The collection of urine specimens from students began on or about September 7,

Each Named Plaintiff was required to, and did, provide a urine specimen pursuant

to the challenged policy. 48. Upon information and belief, each member of Class currently enrolled at the

College has been required to, and has, provided a urine specimen pursuant to the challenged policy. 49. Upon information and belief, analysis of the urine specimens that have been

collected to this point has not been completed and, as such, the results of the drug screenings have not yet been determined. 50. In developing, approving, and implementing the College’s drug-testing policy,

Defendants act under color of state law. COUNT I The Drug-Testing Policy is Unconstitutional Under the Fourth and Fourteenth Amendments 51. The Named Plaintiffs repeat, re-allege, and incorporate by reference the

allegations in the foregoing paragraphs of this Complaint as fully set forth herein. 52. The Named Plaintiffs have a reasonable expectation of privacy against the state in

the chemical content of their urine. 53. Members of the Class have a reasonable expectation of privacy against the state in

the chemical content of their urine. 54. Amendment. The drug tests required by Defendants’ policy constitute a search under the Fourth

8 Case 2:11-cv-04242-NKL Document 28 Filed 09/21/11 Page 8 of 11

55.

The policy requires the Named Plaintiffs and members of the Class to submit to a

search without any individualized suspicion. 56. Defendants cannot show the presence of a special need for the drug-testing policy

that is sufficient to outweigh the individual privacy expectations of the Named Plaintiffs and members of the Class. 57. The Named Plaintiffs and Members of the Class have been harmed by being
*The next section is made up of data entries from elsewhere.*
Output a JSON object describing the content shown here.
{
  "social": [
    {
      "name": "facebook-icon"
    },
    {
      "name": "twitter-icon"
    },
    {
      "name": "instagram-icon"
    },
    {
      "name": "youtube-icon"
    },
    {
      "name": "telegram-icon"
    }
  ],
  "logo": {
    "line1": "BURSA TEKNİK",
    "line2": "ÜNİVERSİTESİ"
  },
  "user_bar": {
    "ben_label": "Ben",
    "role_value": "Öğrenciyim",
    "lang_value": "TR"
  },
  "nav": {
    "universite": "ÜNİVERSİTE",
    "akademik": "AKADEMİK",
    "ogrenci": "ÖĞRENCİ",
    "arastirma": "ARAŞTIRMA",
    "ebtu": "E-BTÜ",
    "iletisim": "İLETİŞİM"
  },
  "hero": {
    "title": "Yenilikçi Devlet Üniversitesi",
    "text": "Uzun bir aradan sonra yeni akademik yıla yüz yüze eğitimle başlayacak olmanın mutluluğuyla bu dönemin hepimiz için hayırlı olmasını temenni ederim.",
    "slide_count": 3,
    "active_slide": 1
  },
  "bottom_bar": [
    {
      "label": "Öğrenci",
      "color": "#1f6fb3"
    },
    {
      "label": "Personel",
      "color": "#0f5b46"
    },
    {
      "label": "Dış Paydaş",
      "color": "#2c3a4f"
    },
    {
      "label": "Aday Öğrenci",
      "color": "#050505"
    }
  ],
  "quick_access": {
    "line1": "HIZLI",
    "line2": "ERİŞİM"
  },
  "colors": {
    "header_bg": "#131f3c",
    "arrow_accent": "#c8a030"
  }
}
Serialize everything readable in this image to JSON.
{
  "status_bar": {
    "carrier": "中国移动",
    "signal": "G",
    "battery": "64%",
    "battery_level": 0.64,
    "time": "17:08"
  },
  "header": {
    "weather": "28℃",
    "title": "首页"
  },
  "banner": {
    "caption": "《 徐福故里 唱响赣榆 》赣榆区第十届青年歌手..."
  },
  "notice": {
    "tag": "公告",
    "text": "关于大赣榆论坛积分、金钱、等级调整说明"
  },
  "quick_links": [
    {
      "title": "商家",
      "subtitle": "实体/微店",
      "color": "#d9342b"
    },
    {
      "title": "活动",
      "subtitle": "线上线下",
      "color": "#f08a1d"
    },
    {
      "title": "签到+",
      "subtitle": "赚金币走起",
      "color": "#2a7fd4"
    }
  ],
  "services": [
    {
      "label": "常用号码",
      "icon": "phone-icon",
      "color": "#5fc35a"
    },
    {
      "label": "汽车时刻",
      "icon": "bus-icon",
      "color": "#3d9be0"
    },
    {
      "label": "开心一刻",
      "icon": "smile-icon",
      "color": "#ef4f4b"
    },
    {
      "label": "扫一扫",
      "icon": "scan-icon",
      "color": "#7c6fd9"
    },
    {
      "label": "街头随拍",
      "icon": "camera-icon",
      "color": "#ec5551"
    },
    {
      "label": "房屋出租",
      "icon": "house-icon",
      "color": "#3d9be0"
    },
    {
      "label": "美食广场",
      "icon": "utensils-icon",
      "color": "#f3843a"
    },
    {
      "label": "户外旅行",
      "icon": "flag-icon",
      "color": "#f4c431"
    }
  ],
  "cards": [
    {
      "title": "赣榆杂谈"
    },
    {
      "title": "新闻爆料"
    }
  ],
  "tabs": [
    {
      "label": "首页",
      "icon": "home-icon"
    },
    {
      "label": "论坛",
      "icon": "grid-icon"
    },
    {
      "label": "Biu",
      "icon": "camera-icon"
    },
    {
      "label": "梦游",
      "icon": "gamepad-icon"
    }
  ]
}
required by Defendants to provide a specimen of their urine in violation of the Fourth Amendment. WHEREFORE, the Plaintiff prays this Court: A. Certify a Class of current and future students of Linn State Technical College who are, or will be, seeking degrees or certificates at the College’s main campus, or any Linn State Technical College location;. B. Enter declaratory judgment finding Defendants’ drug-testing policy facially unconstitutional; C. Issue a temporary restraining order, preliminary injunction, and permanent injunction to prevent the deprivation of the constitutional rights of the Named Plaintiffs and members the Class; D. Issue a permanent injunction prohibiting Defendants from imposing any fee for the unconstitutional drug tests described herein and requiring Defendants to credit any fees already assessed; E. Issue an injunction requiring Defendants to return or destroy all specimens collected during the time in which the policy was not enjoined; F. G. Award damages; Award Named Plaintiffs’ costs, including reasonable attorneys’ fees,

9 Case 2:11-cv-04242-NKL Document 28 Filed 09/21/11 Page 9 of 11

pursuant to 42 U.S.C. §1988; and H. Allow such other and further relief to which Plaintiff may be entitled. Respectfully submitted,

/s/ Anthony E. Rothert ANTHONY E. ROTHERT, #44827MO GRANT R. DOTY, #60788MO AMERICAN CIVIL LIBERTIES UNION OF EASTERN MISSOURI 454 Whittier Street St. Louis, Missouri 63108 (314) 652-3114 FAX: (314) 652-3112 tony@aclu-em.org grant@aclu-em.org JASON D. WILLIAMSON1 AMERICAN CIVIL LIBERTIES UNION FOUNDATION 125 Broad Street, 18th Floor New York, New York 10004 (212) 284-7340 FAX: (212) 549-2654 jwilliamson@aclu.org

ATTORNEYS FOR PLAINTIFFS

1

Admitted pro hac vice.

10 Case 2:11-cv-04242-NKL Document 28 Filed 09/21/11 Page 10 of 11

CERTIFICATE OF SERVICE I certify that a copy of the foregoing was served by operation of the Court CM/ECF system upon counsel for each of the Defendants on September 21, 2011.

/s/ Anthony E. Rothert

11 Case 2:11-cv-04242-NKL Document 28 Filed 09/21/11 Page 11 of 11

Sign up to vote on this title
UsefulNot useful